If you’ve always wondered about the nutritional value of the foods you buy, you’re in luck. This past fall, grocery stores began using NuVal™ Scores that are based on a NuVal™ Nutritional Scoring System. The score rates foods from 1 to 100, and the higher the number, the higher the nutritional value of the food.
A NuVal™ Score is based on more than thirty different nutrients and nutritional factors. The system was developed by nutritional and medical authorities, led by Dr. David Katz. They wanted to develop an independent and simplified nutritional scoring system and based the system on federal Dietary Guidelines for Americans (for everyone over the age of two years old) that are published by the United States Department of Agriculture (USDA) and the Department of Health and Human Services (HHS). NuVal’s goal is to score every single food (even private label foods) in grocery stores throughout America, so consumers can compare products nutritionally.
Foods Categories and NuVal™ Score Ranges
|Canned Vegetables||3 to 100|
|Cereals||4 to 100|
|Cookies||1 to 40|
|Crackers||2 to 87|
|Fruits & Vegetables||24 to 100|
|Frozen Vegetables||23 to 100|
|Meat & Poultry||24 to 53|
|Pasta||11 to 91|
|Salty Snacks||1 to 52|
|Seafood||36 to 87|
You’ll be able to compare products at a glance because the NuVal™ Scores will appear on or near shelf price tags. There will also be banners, brochures, and other store signs informing and educating consumers about the NuVal™ Nutritional Scoring System. Additionally, online information will be available, and it will list nutritional values. Although more stores are expected to be added throughout 2009, those stores chosen to roll out NuVal™ Scores are
- Price Chopper. Price Chopper is based in Schenectady, New York, but has 116 stores that will be debuting the NuVal™ Nutritional Scoring System. They are based throughout Connecticut, Massachusetts, New Hampshire, New York, Pennsylvania, and Vermont. To locate a Price Chopper store click here.
- Hy-Vee. This Iowa-based store is featuring NuVal™ Scores in stores in Des Moines. To locate a store near you, click here.

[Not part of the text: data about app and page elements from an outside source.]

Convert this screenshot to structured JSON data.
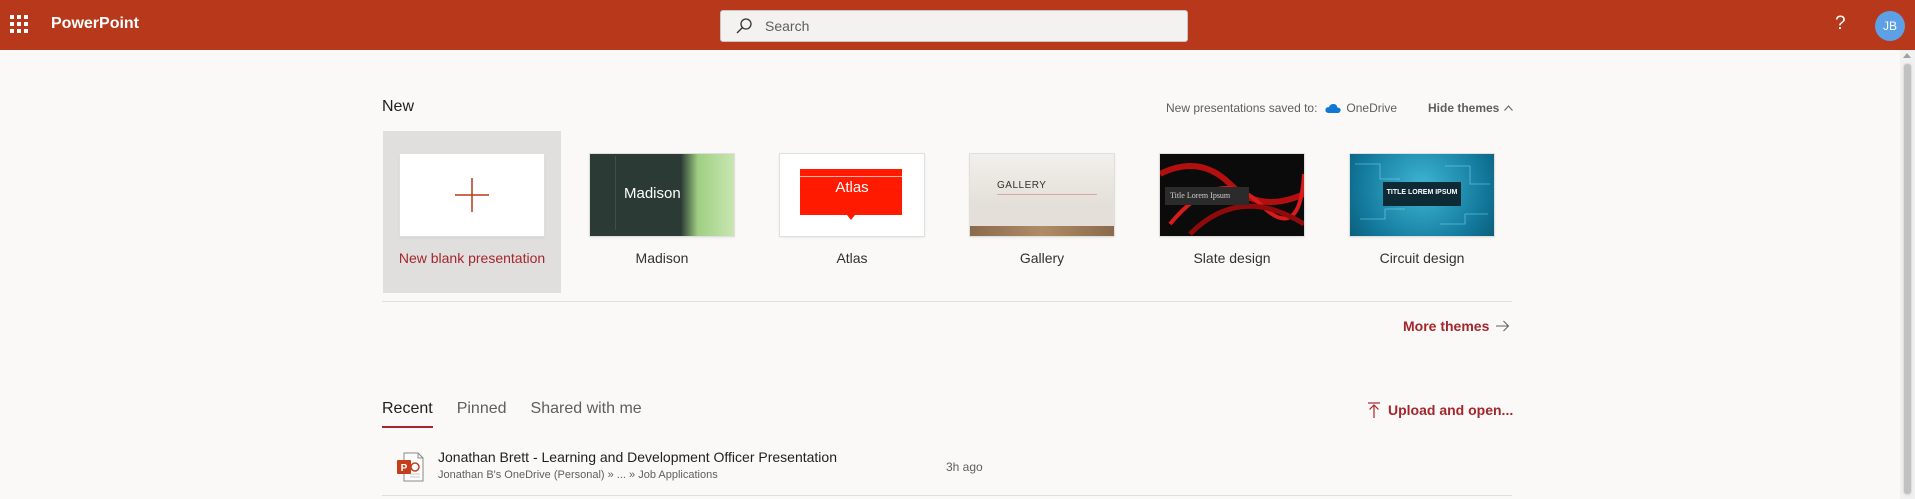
{
  "app": {
    "name": "PowerPoint",
    "bar_color": "#b7381a"
  },
  "header": {
    "search_placeholder": "Search",
    "help": "?",
    "avatar_initials": "JB"
  },
  "new_section": {
    "title": "New",
    "saved_to_label": "New presentations saved to:",
    "saved_to_location": "OneDrive",
    "hide_themes": "Hide themes",
    "templates": [
      {
        "label": "New blank presentation",
        "thumb_text": ""
      },
      {
        "label": "Madison",
        "thumb_text": "Madison"
      },
      {
        "label": "Atlas",
        "thumb_text": "Atlas"
      },
      {
        "label": "Gallery",
        "thumb_text": "GALLERY"
      },
      {
        "label": "Slate design",
        "thumb_text": "Title Lorem Ipsum"
      },
      {
        "label": "Circuit design",
        "thumb_text": "TITLE LOREM IPSUM"
      }
    ],
    "more_themes": "More themes"
  },
  "tabs": [
    {
      "label": "Recent",
      "active": true
    },
    {
      "label": "Pinned",
      "active": false
    },
    {
      "label": "Shared with me",
      "active": false
    }
  ],
  "upload_label": "Upload and open...",
  "files": [
    {
      "name": "Jonathan Brett - Learning and Development Officer Presentation",
      "path": "Jonathan B's OneDrive (Personal) » ... » Job Applications",
      "time": "3h ago",
      "icon": "powerpoint-file-icon"
    }
  ],
  "accent_color": "#a4262c"
}
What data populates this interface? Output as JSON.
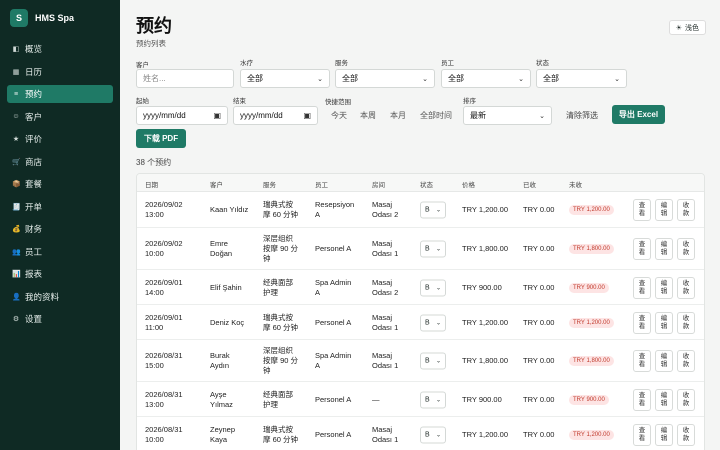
{
  "brand": {
    "logo": "S",
    "name": "HMS Spa"
  },
  "nav": [
    {
      "label": "概览",
      "icon": "◧",
      "active": false
    },
    {
      "label": "日历",
      "icon": "▦",
      "active": false
    },
    {
      "label": "预约",
      "icon": "≡",
      "active": true
    },
    {
      "label": "客户",
      "icon": "☺",
      "active": false
    },
    {
      "label": "评价",
      "icon": "★",
      "active": false
    },
    {
      "label": "商店",
      "icon": "🛒",
      "active": false
    },
    {
      "label": "套餐",
      "icon": "📦",
      "active": false
    },
    {
      "label": "开单",
      "icon": "🧾",
      "active": false
    },
    {
      "label": "财务",
      "icon": "💰",
      "active": false
    },
    {
      "label": "员工",
      "icon": "👥",
      "active": false
    },
    {
      "label": "报表",
      "icon": "📊",
      "active": false
    },
    {
      "label": "我的资料",
      "icon": "👤",
      "active": false
    },
    {
      "label": "设置",
      "icon": "⚙",
      "active": false
    }
  ],
  "page": {
    "title": "预约",
    "subtitle": "预约列表",
    "theme_icon": "☀",
    "theme_label": "浅色"
  },
  "filters": {
    "customer_label": "客户",
    "customer_placeholder": "姓名...",
    "spa_label": "水疗",
    "spa_value": "全部",
    "service_label": "服务",
    "service_value": "全部",
    "staff_label": "员工",
    "staff_value": "全部",
    "status_label": "状态",
    "status_value": "全部",
    "start_label": "起始",
    "start_placeholder": "yyyy/mm/dd",
    "end_label": "结束",
    "end_placeholder": "yyyy/mm/dd",
    "quick_label": "快捷范围",
    "quick_options": [
      "今天",
      "本周",
      "本月",
      "全部时间"
    ],
    "sort_label": "排序",
    "sort_value": "最新",
    "clear_label": "清除筛选",
    "export_excel": "导出 Excel",
    "download_pdf": "下载 PDF"
  },
  "summary": {
    "count_text": "38 个预约"
  },
  "table": {
    "columns": [
      "日期",
      "客户",
      "服务",
      "员工",
      "房间",
      "状态",
      "价格",
      "已收",
      "未收"
    ],
    "actions": [
      "查看",
      "编辑",
      "收款"
    ],
    "rows": [
      {
        "date": [
          "2026/09/02",
          "13:00"
        ],
        "customer": [
          "Kaan Yıldız"
        ],
        "service": [
          "瑞典式按",
          "摩 60 分钟"
        ],
        "staff": [
          "Resepsiyon",
          "A"
        ],
        "room": [
          "Masaj",
          "Odası 2"
        ],
        "status": "B",
        "price": "TRY 1,200.00",
        "paid": "TRY 0.00",
        "due": "TRY 1,200.00"
      },
      {
        "date": [
          "2026/09/02",
          "10:00"
        ],
        "customer": [
          "Emre",
          "Doğan"
        ],
        "service": [
          "深层组织",
          "按摩 90 分",
          "钟"
        ],
        "staff": [
          "Personel A"
        ],
        "room": [
          "Masaj",
          "Odası 1"
        ],
        "status": "B",
        "price": "TRY 1,800.00",
        "paid": "TRY 0.00",
        "due": "TRY 1,800.00"
      },
      {
        "date": [
          "2026/09/01",
          "14:00"
        ],
        "customer": [
          "Elif Şahin"
        ],
        "service": [
          "经典面部",
          "护理"
        ],
        "staff": [
          "Spa Admin",
          "A"
        ],
        "room": [
          "Masaj",
          "Odası 2"
        ],
        "status": "B",
        "price": "TRY 900.00",
        "paid": "TRY 0.00",
        "due": "TRY 900.00"
      },
      {
        "date": [
          "2026/09/01",
          "11:00"
        ],
        "customer": [
          "Deniz Koç"
        ],
        "service": [
          "瑞典式按",
          "摩 60 分钟"
        ],
        "staff": [
          "Personel A"
        ],
        "room": [
          "Masaj",
          "Odası 1"
        ],
        "status": "B",
        "price": "TRY 1,200.00",
        "paid": "TRY 0.00",
        "due": "TRY 1,200.00"
      },
      {
        "date": [
          "2026/08/31",
          "15:00"
        ],
        "customer": [
          "Burak",
          "Aydın"
        ],
        "service": [
          "深层组织",
          "按摩 90 分",
          "钟"
        ],
        "staff": [
          "Spa Admin",
          "A"
        ],
        "room": [
          "Masaj",
          "Odası 1"
        ],
        "status": "B",
        "price": "TRY 1,800.00",
        "paid": "TRY 0.00",
        "due": "TRY 1,800.00"
      },
      {
        "date": [
          "2026/08/31",
          "13:00"
        ],
        "customer": [
          "Ayşe",
          "Yılmaz"
        ],
        "service": [
          "经典面部",
          "护理"
        ],
        "staff": [
          "Personel A"
        ],
        "room": [
          "—"
        ],
        "status": "B",
        "price": "TRY 900.00",
        "paid": "TRY 0.00",
        "due": "TRY 900.00"
      },
      {
        "date": [
          "2026/08/31",
          "10:00"
        ],
        "customer": [
          "Zeynep",
          "Kaya"
        ],
        "service": [
          "瑞典式按",
          "摩 60 分钟"
        ],
        "staff": [
          "Personel A"
        ],
        "room": [
          "Masaj",
          "Odası 1"
        ],
        "status": "B",
        "price": "TRY 1,200.00",
        "paid": "TRY 0.00",
        "due": "TRY 1,200.00"
      }
    ]
  }
}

One draw back to the NuVal™ Nutritional Scoring System is they do not differentiate between organic and conventional grown foods because “there is no widely validated evidence that organic foods have a higher nutritional value or greater nutrient density than food not grown organically.” Therefore, it will still be up to consumers to determine the nutritional value and difference between organic and conventional foods. If you want to learn more about how NuVal™ works, click here.